SUPPLIED RECORDS:
----
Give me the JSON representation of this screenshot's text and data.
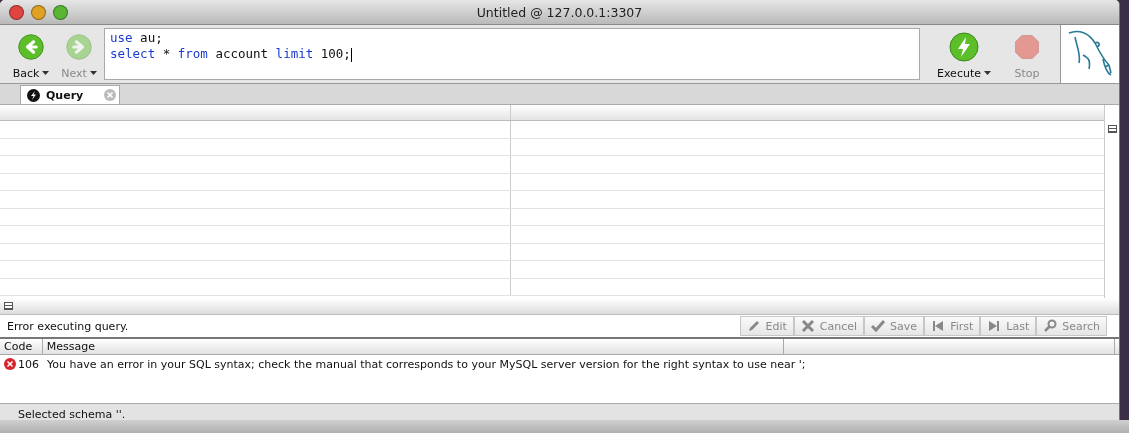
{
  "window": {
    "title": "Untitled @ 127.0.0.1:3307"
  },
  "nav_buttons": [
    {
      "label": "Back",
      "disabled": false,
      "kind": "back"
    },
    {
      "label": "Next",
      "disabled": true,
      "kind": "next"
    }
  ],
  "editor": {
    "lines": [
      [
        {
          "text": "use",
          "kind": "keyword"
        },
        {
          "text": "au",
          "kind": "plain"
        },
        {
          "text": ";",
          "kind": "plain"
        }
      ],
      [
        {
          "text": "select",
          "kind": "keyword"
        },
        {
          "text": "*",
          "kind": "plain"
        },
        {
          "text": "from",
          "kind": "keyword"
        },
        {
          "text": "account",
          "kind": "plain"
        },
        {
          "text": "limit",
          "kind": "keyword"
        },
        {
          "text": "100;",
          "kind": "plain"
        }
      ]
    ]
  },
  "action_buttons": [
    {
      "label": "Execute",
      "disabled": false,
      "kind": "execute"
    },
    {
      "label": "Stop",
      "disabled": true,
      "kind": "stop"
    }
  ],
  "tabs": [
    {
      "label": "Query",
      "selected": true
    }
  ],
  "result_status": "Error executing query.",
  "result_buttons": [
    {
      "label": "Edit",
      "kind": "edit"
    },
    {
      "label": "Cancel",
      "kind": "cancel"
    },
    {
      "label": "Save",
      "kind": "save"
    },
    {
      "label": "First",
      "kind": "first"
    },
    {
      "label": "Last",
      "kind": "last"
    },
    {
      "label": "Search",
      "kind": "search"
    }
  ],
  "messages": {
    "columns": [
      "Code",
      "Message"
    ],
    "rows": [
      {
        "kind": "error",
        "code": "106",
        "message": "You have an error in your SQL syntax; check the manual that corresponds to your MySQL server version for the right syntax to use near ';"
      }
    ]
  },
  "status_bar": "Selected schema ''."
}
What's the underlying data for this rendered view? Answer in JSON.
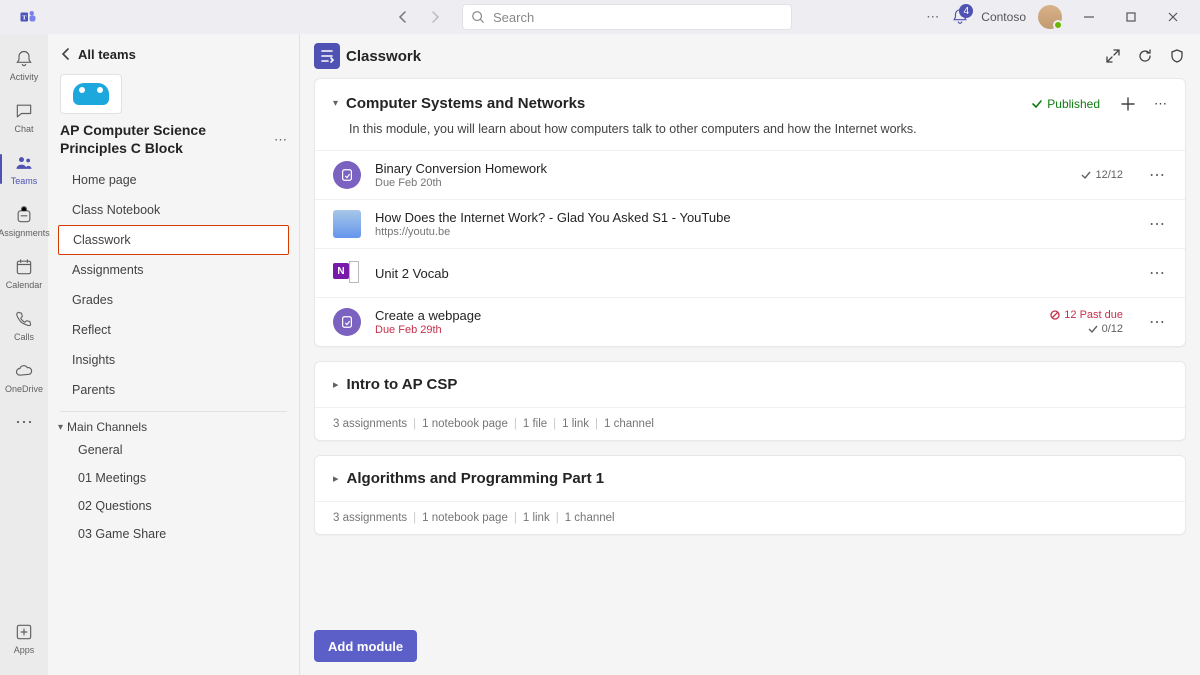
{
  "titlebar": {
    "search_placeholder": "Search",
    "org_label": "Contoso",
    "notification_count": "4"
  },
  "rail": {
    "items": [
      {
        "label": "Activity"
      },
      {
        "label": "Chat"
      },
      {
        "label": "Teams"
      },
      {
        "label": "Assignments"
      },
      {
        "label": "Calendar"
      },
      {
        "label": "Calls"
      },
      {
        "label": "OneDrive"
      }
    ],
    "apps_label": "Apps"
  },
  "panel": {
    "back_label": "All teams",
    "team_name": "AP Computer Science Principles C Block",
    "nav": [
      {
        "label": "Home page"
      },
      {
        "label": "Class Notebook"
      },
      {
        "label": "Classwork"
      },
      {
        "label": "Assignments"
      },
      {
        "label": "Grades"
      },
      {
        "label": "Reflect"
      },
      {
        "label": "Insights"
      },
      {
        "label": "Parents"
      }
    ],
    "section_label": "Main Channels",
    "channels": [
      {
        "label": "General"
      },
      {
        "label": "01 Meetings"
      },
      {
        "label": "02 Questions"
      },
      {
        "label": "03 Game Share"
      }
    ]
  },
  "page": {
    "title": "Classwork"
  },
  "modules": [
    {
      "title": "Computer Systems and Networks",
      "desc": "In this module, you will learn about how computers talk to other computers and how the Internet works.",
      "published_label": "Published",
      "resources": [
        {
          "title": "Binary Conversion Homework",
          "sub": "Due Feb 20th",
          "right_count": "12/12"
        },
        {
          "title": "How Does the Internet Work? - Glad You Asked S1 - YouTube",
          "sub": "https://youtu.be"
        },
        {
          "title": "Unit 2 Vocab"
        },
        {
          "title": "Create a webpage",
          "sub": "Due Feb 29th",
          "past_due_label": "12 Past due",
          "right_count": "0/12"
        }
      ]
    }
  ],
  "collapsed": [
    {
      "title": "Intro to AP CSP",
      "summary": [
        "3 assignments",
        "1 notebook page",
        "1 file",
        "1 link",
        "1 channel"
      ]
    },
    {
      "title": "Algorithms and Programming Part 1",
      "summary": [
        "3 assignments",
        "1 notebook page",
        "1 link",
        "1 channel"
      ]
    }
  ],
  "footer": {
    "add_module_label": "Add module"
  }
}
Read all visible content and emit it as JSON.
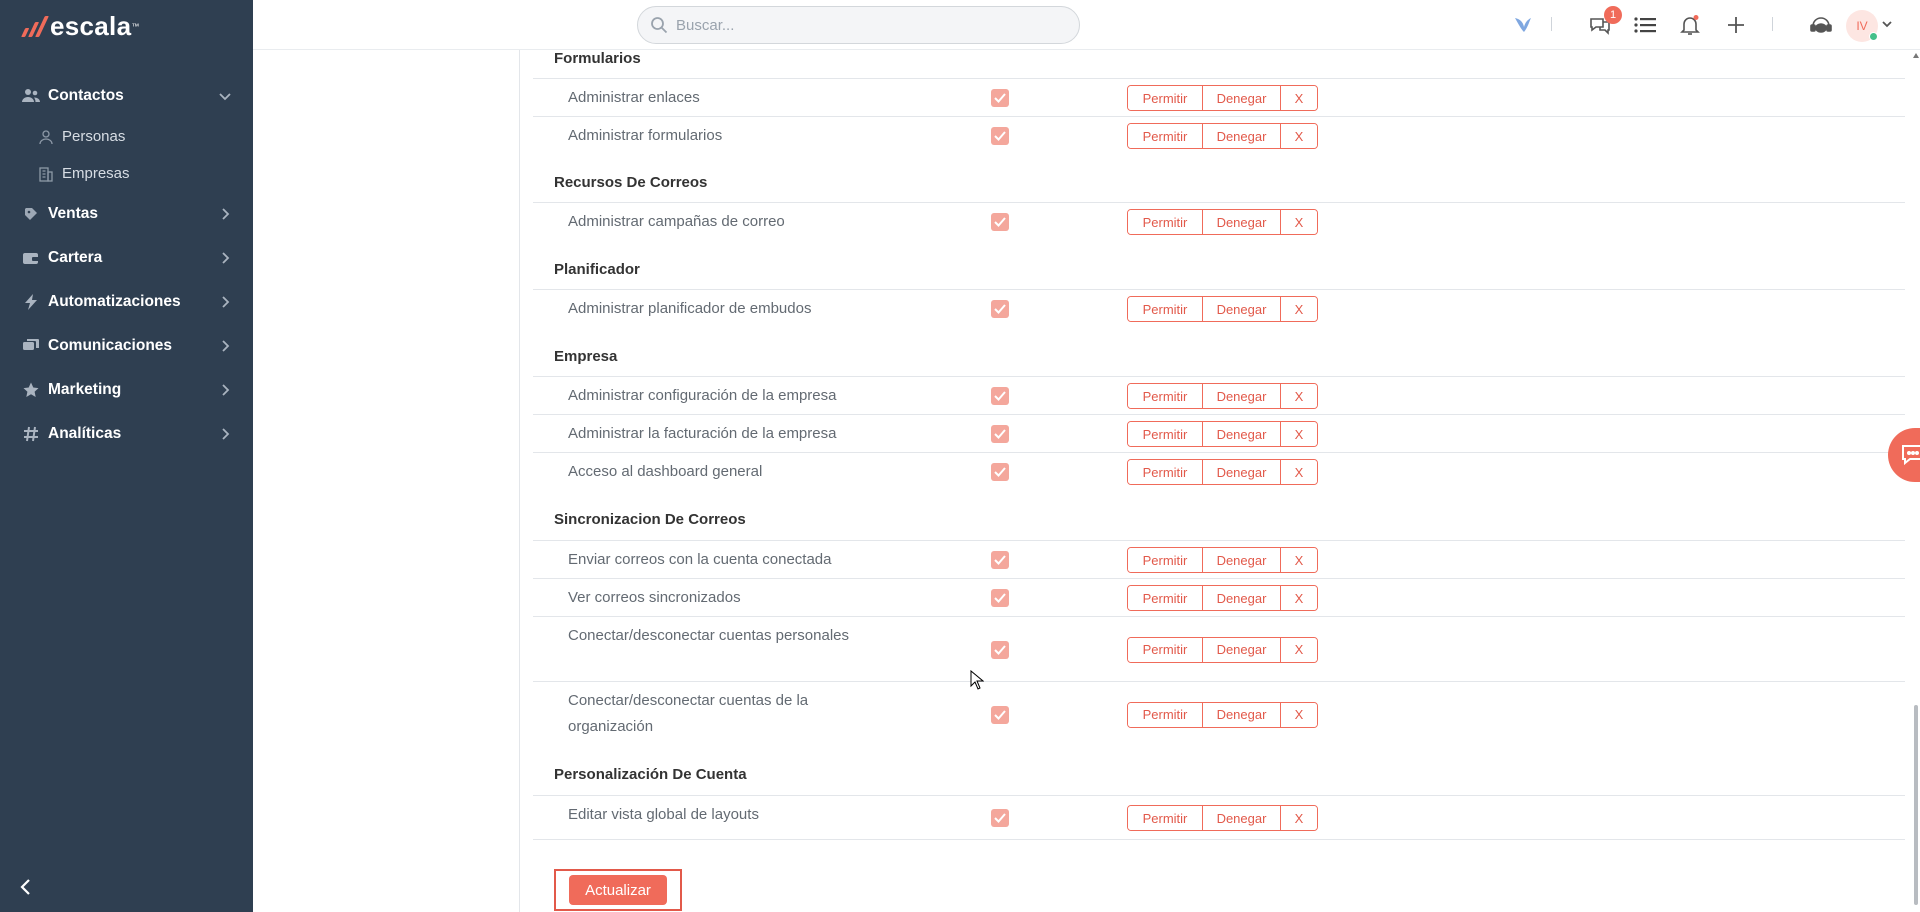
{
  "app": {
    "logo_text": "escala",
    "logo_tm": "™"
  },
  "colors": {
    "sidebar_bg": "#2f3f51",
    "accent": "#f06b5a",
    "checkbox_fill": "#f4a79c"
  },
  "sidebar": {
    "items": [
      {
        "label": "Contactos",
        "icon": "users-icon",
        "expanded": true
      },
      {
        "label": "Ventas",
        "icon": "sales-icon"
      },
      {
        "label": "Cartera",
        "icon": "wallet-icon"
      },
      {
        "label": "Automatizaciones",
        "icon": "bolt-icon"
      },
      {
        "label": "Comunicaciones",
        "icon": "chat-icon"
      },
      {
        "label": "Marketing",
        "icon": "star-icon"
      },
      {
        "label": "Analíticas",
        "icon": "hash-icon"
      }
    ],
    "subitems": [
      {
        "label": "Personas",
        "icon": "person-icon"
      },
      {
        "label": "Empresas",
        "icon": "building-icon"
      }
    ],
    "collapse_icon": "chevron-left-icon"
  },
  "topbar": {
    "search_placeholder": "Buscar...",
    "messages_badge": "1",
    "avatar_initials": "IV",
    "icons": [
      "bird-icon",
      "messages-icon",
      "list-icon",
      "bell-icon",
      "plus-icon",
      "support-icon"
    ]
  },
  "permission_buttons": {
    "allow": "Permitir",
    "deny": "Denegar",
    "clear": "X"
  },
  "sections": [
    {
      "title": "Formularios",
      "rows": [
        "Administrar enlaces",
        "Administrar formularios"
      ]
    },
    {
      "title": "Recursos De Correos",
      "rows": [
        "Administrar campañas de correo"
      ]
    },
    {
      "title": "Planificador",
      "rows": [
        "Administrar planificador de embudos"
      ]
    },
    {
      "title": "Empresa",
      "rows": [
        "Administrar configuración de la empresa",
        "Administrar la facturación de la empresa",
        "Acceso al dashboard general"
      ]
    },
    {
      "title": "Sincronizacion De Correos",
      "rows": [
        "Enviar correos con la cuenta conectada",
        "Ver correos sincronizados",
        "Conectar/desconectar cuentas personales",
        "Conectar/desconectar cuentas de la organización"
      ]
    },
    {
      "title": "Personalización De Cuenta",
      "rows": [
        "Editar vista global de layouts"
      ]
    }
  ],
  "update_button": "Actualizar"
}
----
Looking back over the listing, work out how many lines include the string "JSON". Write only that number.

PROBLEM SOLUTION:
3